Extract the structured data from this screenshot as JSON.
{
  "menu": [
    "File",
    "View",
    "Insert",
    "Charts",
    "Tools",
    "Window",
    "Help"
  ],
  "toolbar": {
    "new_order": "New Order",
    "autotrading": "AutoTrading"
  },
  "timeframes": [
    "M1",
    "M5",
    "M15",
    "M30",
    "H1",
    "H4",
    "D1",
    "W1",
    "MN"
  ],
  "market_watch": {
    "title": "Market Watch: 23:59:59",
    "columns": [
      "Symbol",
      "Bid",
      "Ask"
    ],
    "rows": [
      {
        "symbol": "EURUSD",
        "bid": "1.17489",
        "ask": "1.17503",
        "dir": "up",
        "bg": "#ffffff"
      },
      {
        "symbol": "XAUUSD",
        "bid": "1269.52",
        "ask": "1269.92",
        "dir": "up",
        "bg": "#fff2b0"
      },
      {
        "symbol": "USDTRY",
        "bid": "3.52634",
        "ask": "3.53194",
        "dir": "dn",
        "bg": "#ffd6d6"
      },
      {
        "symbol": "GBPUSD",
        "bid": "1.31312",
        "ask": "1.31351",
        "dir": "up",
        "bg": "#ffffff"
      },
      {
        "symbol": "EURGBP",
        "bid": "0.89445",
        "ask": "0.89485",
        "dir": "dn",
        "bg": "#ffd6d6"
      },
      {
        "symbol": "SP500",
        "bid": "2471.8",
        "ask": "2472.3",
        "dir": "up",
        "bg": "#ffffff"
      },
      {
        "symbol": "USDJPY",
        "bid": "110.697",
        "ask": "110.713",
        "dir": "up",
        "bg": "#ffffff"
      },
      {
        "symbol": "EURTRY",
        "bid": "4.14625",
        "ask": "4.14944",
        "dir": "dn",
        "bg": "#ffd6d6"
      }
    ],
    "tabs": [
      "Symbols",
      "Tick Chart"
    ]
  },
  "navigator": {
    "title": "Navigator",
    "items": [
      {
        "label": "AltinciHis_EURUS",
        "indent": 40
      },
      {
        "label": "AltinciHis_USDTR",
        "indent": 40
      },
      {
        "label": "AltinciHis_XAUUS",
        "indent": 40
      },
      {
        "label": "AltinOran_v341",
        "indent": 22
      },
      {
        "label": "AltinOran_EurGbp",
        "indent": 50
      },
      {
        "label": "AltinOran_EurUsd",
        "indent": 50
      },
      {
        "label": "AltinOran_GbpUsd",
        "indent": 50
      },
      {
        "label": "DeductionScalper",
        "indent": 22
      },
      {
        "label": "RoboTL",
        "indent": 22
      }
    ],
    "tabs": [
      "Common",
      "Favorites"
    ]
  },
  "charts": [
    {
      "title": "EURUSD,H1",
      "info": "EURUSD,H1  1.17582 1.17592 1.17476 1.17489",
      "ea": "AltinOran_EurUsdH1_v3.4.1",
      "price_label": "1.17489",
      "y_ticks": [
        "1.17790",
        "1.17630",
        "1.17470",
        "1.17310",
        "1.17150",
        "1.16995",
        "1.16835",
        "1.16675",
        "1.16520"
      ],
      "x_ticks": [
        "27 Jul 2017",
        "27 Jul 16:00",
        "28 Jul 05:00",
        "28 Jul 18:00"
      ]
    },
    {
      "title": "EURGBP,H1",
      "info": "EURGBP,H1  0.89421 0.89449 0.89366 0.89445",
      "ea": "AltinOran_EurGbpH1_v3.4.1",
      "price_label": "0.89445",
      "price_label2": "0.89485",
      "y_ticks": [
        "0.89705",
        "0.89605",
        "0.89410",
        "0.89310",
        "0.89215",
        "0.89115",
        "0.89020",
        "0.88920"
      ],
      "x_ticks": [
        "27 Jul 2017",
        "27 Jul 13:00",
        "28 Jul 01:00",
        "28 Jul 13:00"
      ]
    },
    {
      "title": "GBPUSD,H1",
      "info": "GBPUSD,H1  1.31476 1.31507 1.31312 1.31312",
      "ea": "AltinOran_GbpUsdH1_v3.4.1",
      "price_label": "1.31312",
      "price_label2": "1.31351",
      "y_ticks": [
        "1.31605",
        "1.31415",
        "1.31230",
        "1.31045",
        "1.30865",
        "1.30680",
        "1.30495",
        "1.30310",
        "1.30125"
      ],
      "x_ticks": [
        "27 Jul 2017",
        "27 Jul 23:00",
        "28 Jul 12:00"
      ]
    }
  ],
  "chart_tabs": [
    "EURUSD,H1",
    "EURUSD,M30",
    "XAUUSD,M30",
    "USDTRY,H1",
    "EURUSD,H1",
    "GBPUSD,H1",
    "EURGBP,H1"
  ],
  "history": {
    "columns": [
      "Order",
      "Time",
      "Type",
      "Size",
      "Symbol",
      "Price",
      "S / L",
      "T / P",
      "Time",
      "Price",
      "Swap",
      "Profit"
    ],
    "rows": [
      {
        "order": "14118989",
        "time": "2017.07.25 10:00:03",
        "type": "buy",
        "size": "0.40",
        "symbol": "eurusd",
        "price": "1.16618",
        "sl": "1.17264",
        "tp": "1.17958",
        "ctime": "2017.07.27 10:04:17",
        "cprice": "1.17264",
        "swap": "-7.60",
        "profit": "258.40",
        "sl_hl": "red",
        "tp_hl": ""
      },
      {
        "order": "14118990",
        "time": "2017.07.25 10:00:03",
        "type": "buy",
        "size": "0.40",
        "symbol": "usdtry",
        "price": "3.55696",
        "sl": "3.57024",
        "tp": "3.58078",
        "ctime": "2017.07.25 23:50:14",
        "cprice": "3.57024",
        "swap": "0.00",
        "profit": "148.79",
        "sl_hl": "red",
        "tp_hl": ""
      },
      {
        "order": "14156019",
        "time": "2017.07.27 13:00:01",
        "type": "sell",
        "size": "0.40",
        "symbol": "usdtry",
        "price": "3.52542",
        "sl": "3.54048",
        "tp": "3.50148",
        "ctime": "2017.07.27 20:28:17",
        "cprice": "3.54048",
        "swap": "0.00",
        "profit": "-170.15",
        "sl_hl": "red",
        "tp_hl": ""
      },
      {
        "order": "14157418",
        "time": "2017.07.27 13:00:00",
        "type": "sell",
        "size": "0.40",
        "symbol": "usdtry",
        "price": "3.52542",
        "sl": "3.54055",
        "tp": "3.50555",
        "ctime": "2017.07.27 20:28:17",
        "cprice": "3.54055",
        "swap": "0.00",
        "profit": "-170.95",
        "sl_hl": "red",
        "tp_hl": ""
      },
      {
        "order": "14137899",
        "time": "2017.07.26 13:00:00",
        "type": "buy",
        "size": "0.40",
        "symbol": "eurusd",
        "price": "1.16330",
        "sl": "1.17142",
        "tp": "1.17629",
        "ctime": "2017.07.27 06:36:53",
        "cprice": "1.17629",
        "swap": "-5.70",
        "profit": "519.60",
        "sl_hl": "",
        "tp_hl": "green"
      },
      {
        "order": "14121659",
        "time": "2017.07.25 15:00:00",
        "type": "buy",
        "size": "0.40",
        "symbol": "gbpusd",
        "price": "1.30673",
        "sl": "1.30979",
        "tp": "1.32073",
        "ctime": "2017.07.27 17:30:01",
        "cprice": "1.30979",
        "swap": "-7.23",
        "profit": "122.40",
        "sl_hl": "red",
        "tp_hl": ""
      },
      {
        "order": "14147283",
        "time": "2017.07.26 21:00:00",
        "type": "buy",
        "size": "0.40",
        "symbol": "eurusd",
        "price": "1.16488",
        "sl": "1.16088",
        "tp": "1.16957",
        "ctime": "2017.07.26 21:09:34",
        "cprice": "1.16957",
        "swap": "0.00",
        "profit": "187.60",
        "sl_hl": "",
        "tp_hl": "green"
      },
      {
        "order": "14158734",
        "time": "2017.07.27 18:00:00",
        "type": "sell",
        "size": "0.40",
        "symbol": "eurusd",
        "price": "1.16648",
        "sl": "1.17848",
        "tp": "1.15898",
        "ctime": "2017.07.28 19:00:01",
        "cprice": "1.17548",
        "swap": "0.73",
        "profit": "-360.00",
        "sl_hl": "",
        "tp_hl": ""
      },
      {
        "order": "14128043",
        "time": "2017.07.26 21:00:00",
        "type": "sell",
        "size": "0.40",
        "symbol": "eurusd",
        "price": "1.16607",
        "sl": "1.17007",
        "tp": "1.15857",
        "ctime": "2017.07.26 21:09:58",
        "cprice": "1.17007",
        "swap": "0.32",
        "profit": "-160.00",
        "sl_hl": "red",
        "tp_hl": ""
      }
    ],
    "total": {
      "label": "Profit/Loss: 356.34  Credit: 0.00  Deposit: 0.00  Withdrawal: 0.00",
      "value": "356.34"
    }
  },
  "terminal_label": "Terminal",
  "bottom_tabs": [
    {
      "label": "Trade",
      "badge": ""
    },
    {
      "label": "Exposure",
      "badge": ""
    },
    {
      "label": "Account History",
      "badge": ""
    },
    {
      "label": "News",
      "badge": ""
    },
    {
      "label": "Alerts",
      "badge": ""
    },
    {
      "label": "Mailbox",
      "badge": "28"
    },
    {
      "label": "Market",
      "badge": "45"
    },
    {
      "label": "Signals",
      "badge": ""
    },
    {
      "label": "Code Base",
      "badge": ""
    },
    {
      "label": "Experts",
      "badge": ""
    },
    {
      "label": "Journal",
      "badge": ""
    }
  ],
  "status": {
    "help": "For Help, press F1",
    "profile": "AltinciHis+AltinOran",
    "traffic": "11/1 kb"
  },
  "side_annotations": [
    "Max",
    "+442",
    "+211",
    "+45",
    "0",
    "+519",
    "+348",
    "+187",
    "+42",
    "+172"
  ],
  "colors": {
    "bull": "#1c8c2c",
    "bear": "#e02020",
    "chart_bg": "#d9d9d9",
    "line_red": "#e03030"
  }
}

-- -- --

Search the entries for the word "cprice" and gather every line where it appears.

        "cprice": "1.17264",
        "cprice": "3.57024",
        "cprice": "3.54048",
        "cprice": "3.54055",
        "cprice": "1.17629",
        "cprice": "1.30979",
        "cprice": "1.16957",
        "cprice": "1.17548",
        "cprice": "1.17007",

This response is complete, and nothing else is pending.